The challenge requires courage in identifying and proclaiming unfairness whenever it may appear, no matter how unappealing the facts of any individual case. It requires skill in persuading individual judges chat the doctrine of harmless error may save convictions but it is never harmless to the dignity of the court nor the constitutional values that have been transgressed by the error itself.
More pervasively, the challenge requires a commitment to public debate in an effort to persuade Americans that more jails and longer sentences are a false answer to our fear, that the answers to crime and drugs depend on broadening the solutions not narrowing the Constitution.
Lawyers who choose to defend criminal cases are accustomed to daunting challenges. As we renew our struggle to define fundamental fairness in this our third century of national existence, it is imperative that we remind ourselves and others that justice is a process not a result and that the purity of that process is ultimately more important than the results the process might achieve.
1. Brady v. Maryland , 373 U.S. 83, 87 (1963).
2. For an interesting article on the history of the due process clause, see Riggs, Substantive Due Process In 1791 , 1990 Wis.L.Rev. 941 (1990). Riggs argues convincingly that both procedural and substantive due process have their roots in the Magna Carta. He also helps explain why most early state constitutions use the phrase, “law of the land” rather than “due process”.
3. Lewis Carroll, Through the Looking Glass , page 278 (Hall Edition, 1980).
4. Judge Charles Moylan and Professor Hohn Sonsteng have provided an invaluable review of this process in their interesting article, “Constitutional Constraints on Proving ‘Who Dunnit'”. Moylan and Sonsteng, Constitutional Constraints on Proving Who Dunnit , 16 William Mitchell Law Review, 171 (1990).
5. Betts v. Brady , 316 U.S. 455, 471 (1942)(Rejecting the idea that due process required the appointment of counsel at state expense for indigents); Gideon v. Wainwright , 372 U.S. 335, 339 (1963)(Determining that due process does require appointment of counsel for the indigent).
6. Palko v. Connecticut , 302 U.S. 319 (1937); Benton v. Maryland , 395 U.S. 784 (1969).
7. Compare West v. Louisiana , 194 U.S. 258, 262 (1904) to Pointer v. Texas , 380 U.S. 400, 403 (1965).
8. Michael H. v. Gerald D. , 109 S.Ct. 2333, 235 (1989).

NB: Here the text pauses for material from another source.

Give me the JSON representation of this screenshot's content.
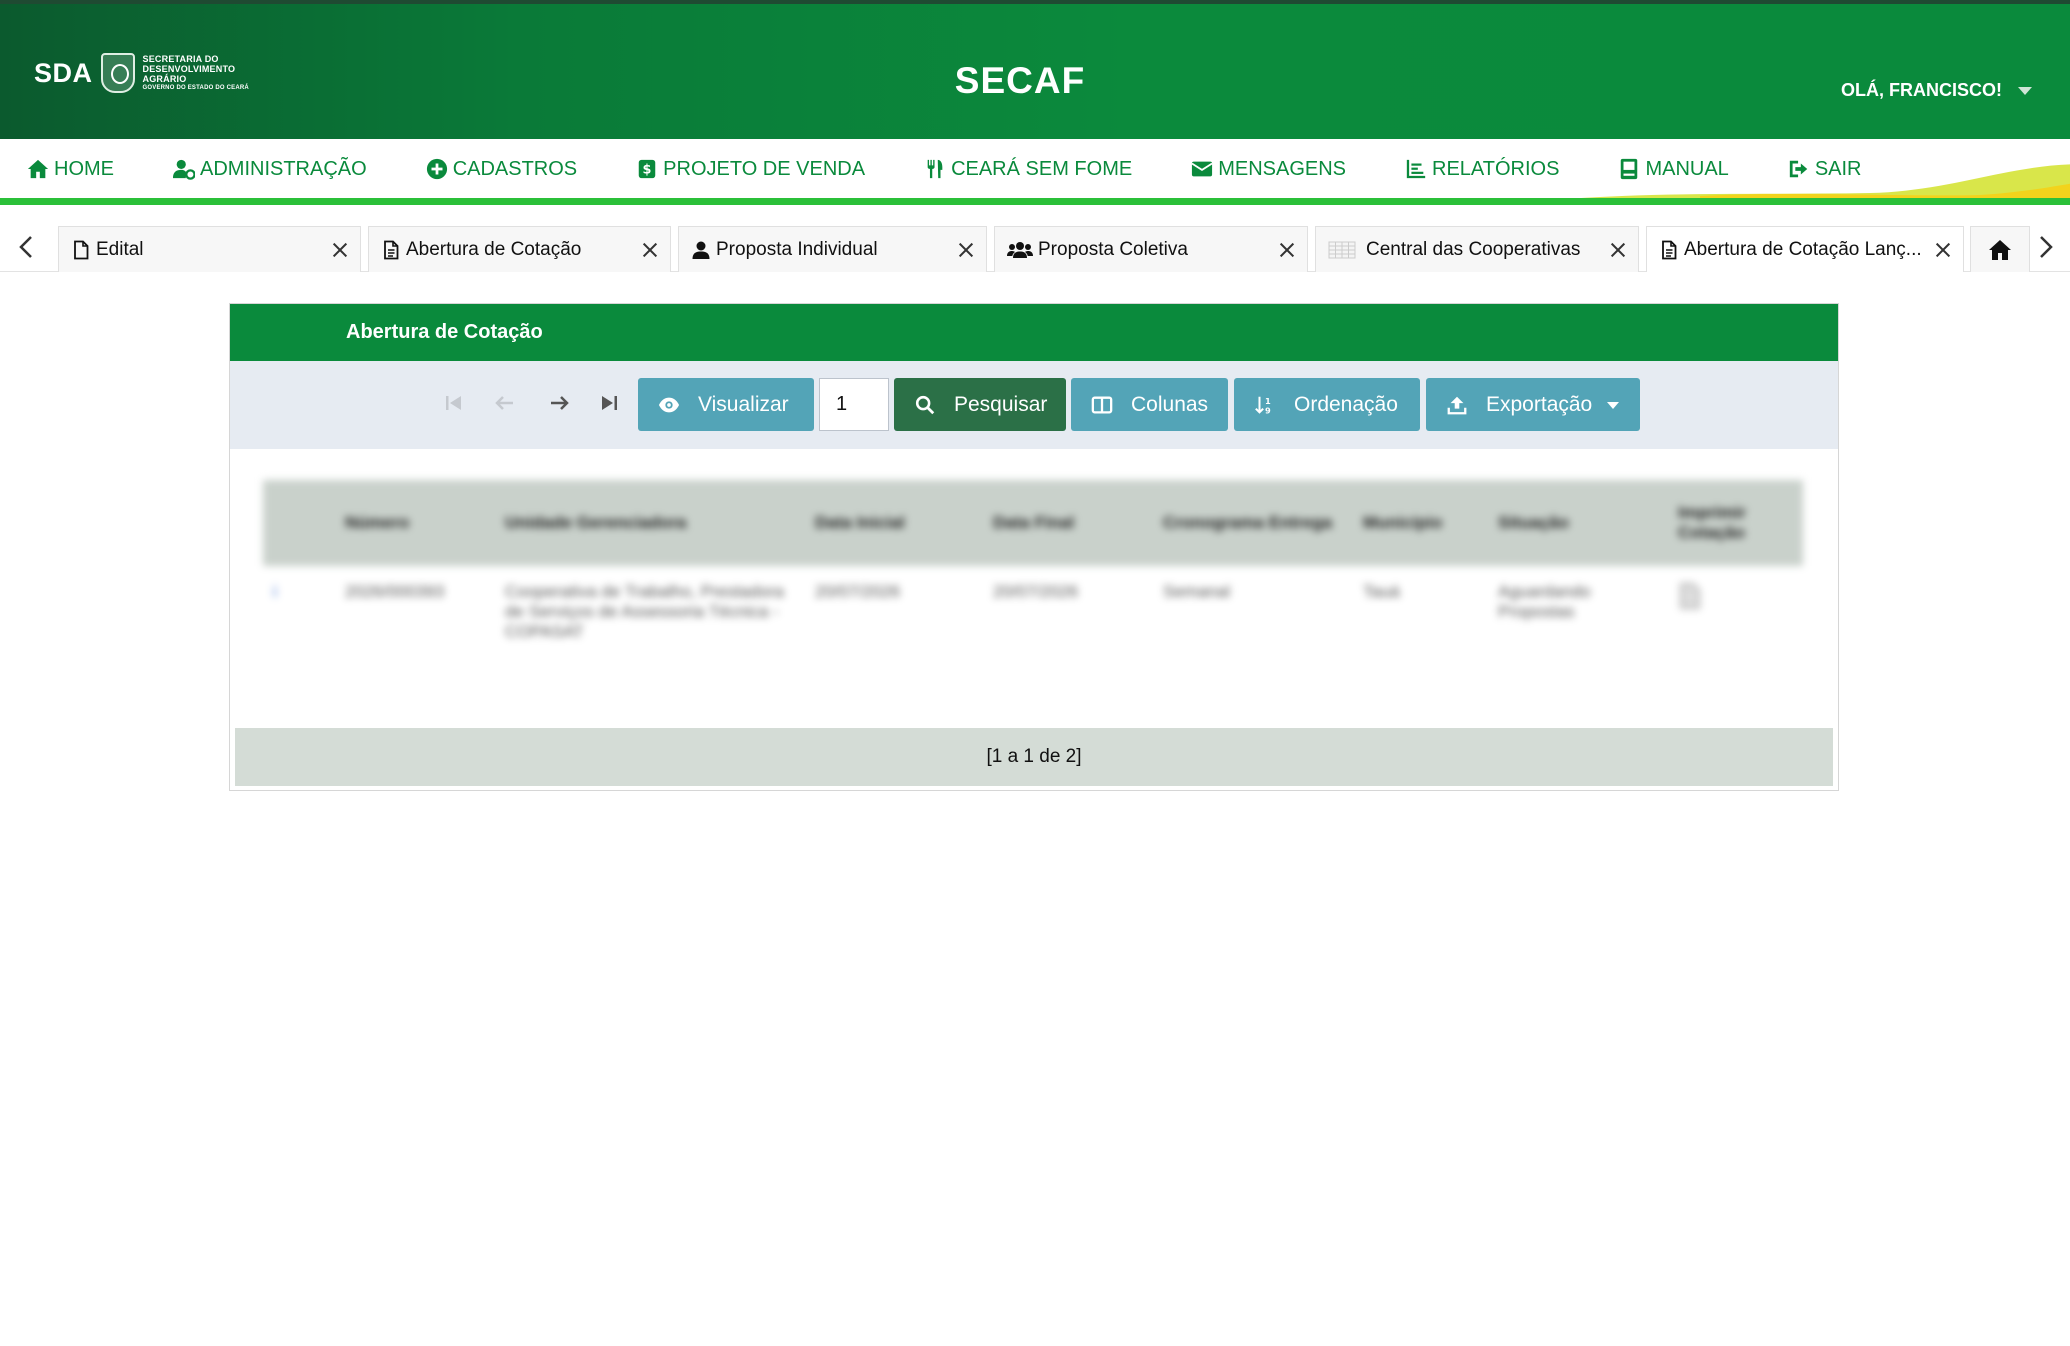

9. In U.S. v. Villamonte-Marquez , 462 U.S. 579 (1983), Chief Justice Rehnquist approved a search of a vessel in a ship channel in 1980 on the grounds that in 1790 the first Congress enacted a comprehensive statute approving similar searches. The enactment of the enabling statute by the same Congress that promulgated the Bill of Rights, “gives the statute an impressive historical pedigree…”. Id. At 584-85.

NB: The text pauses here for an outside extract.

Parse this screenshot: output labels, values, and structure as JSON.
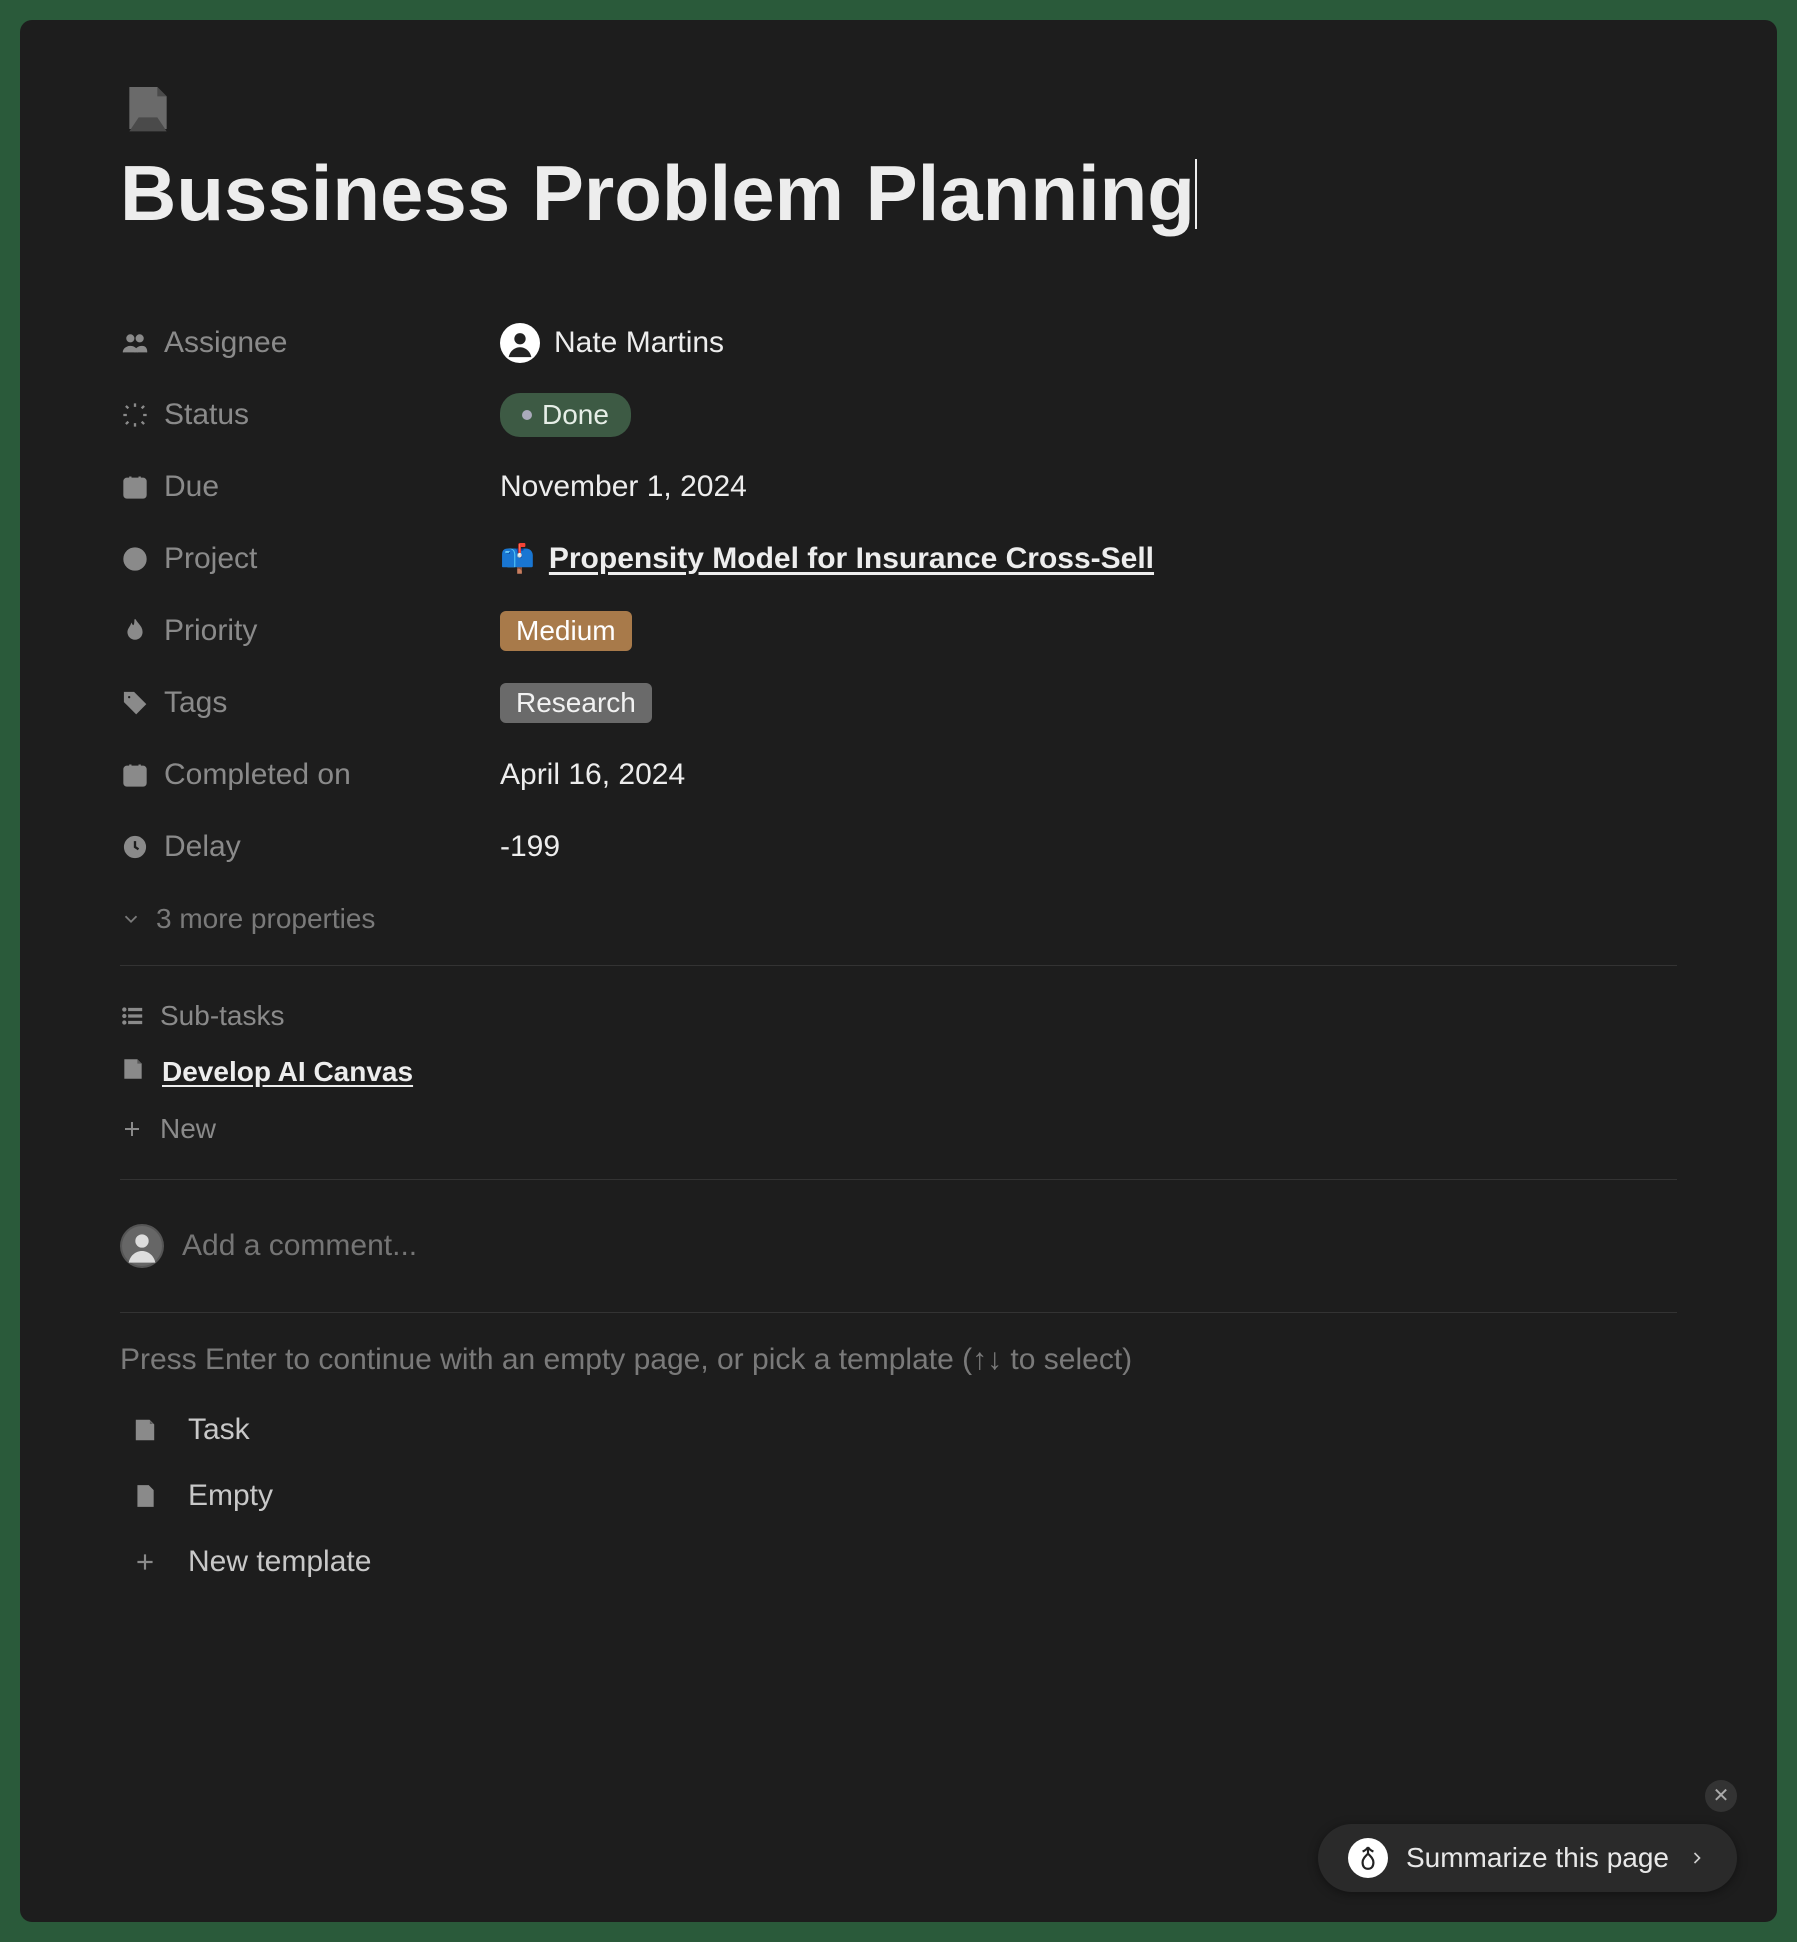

10. If anyone doubts that values have meaning and timing is everything, note the difference in the judicial careers between Rehnquist who became Chief Justice and Bork who didn’t make it to the Supreme Court. Their values were similar. Their careers, very clearly, have not been. For a more detailed description of the guerilla warfeare that exists between academics see Siegan, Majorities May Limit the People’s Liberties Only When Authorized To Do So By The Constitution , 27 San Diego Law Review 309 (1990).

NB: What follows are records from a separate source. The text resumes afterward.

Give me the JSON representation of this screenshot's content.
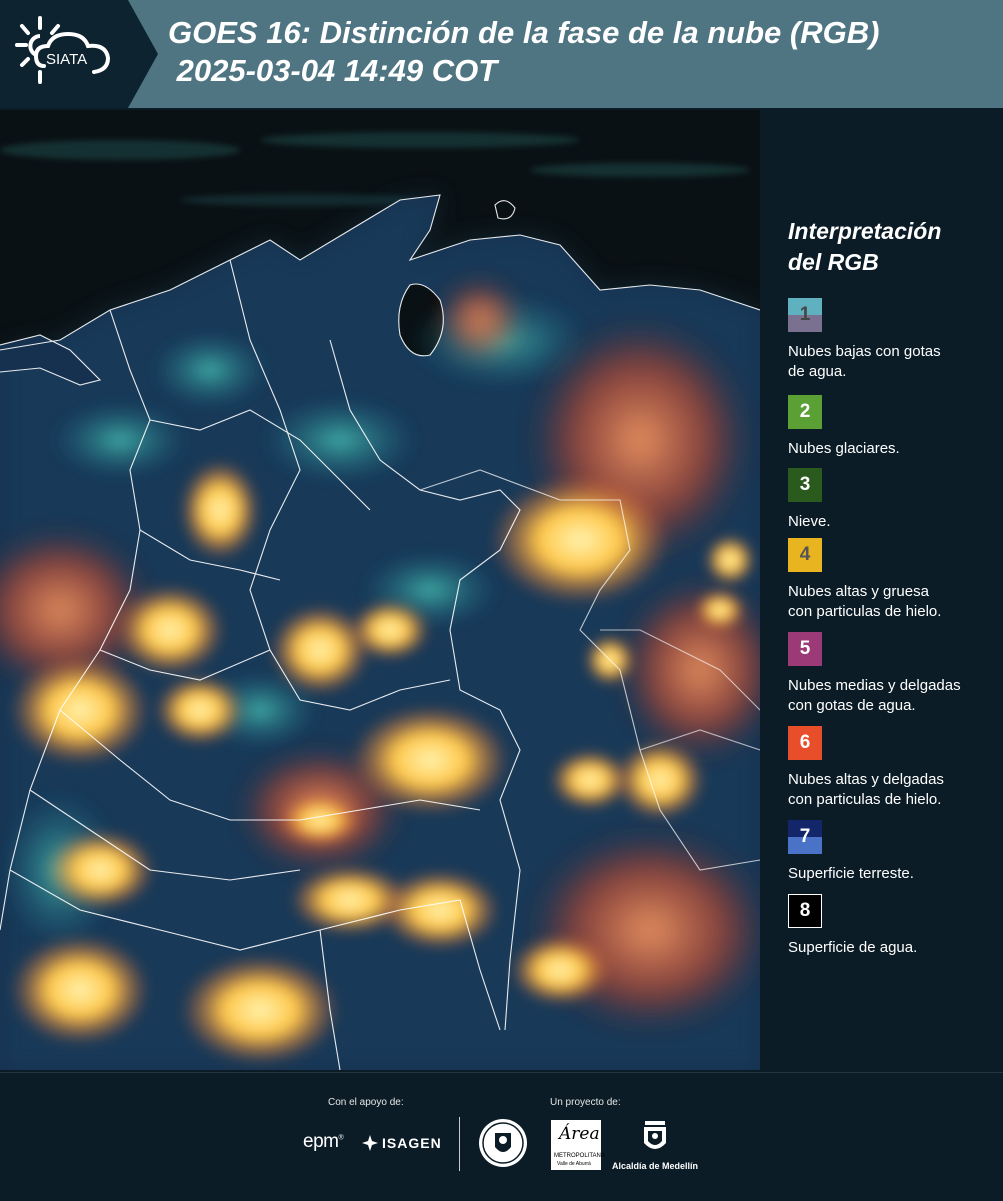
{
  "header": {
    "logo_text": "SIATA",
    "title_line1": "GOES 16: Distinción de la fase de la nube (RGB)",
    "title_line2": " 2025-03-04 14:49 COT"
  },
  "map": {
    "description_icon": "satellite-rgb-image",
    "colors": {
      "ocean": "#0a1114",
      "land": "#16314f",
      "cloud_ice_thick": "#ffc548",
      "cloud_ice_thin": "#e5613a",
      "cloud_low_water": "#3fb6a8",
      "border": "#ffffff"
    }
  },
  "legend": {
    "title_line1": "Interpretación",
    "title_line2": "del RGB",
    "items": [
      {
        "number": "1",
        "label_line1": "Nubes bajas con gotas",
        "label_line2": "de agua.",
        "color_top": "#5fb1bf",
        "color_bottom": "#7a7190",
        "number_color": "#444444"
      },
      {
        "number": "2",
        "label_line1": "Nubes glaciares.",
        "label_line2": "",
        "color_top": "#5aa035",
        "color_bottom": "#5aa035",
        "number_color": "#ffffff"
      },
      {
        "number": "3",
        "label_line1": "Nieve.",
        "label_line2": "",
        "color_top": "#2a5a1e",
        "color_bottom": "#2a5a1e",
        "number_color": "#ffffff"
      },
      {
        "number": "4",
        "label_line1": "Nubes altas y gruesa",
        "label_line2": "con particulas de hielo.",
        "color_top": "#e8b420",
        "color_bottom": "#e8b420",
        "number_color": "#555555"
      },
      {
        "number": "5",
        "label_line1": "Nubes medias y delgadas",
        "label_line2": "con gotas de agua.",
        "color_top": "#9b3a76",
        "color_bottom": "#9b3a76",
        "number_color": "#ffffff"
      },
      {
        "number": "6",
        "label_line1": "Nubes altas y delgadas",
        "label_line2": "con particulas de hielo.",
        "color_top": "#e84e2a",
        "color_bottom": "#e84e2a",
        "number_color": "#ffffff"
      },
      {
        "number": "7",
        "label_line1": "Superficie terreste.",
        "label_line2": "",
        "color_top": "#13266a",
        "color_bottom": "#4a72c7",
        "number_color": "#ffffff"
      },
      {
        "number": "8",
        "label_line1": "Superficie de agua.",
        "label_line2": "",
        "color_top": "#000000",
        "color_bottom": "#000000",
        "number_color": "#ffffff"
      }
    ]
  },
  "footer": {
    "support_label": "Con el apoyo de:",
    "project_label": "Un proyecto de:",
    "epm_text": "epm",
    "isagen_text": "ISAGEN",
    "area_script": "Área",
    "area_sub1": "METROPOLITANA",
    "area_sub2": "Valle de Aburrá",
    "alcaldia_text": "Alcaldía de Medellín"
  }
}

11. Packer, Two Models of the Criminal Process , 113 U. of PA. L.Ref. 1 (1964). Packer argues that there is a Due Process Model and a Crime Control Model for our criminal justice system and that we pass from one to another depending upon the immediate needs of our society. There is little doubt that the Crime Control Model is now in the ascendent. Eight-year old Andrew Fels called my attention to the fact that the difficulty with this model was pointed out by the late Walt Kelly over twenty years ago: Hyena (Spiro T. Agnew): “Lawnorder will prevail! I fine you another thousand, and remand you to the custody of your cell.” Churchy LaFemm: “How about the Bill of Rights?” Howland Owl: “Shh… You can pay that later.” Kelly, Impollutable Pogo , 106 (1970)
– Published in the The Champion, May 1992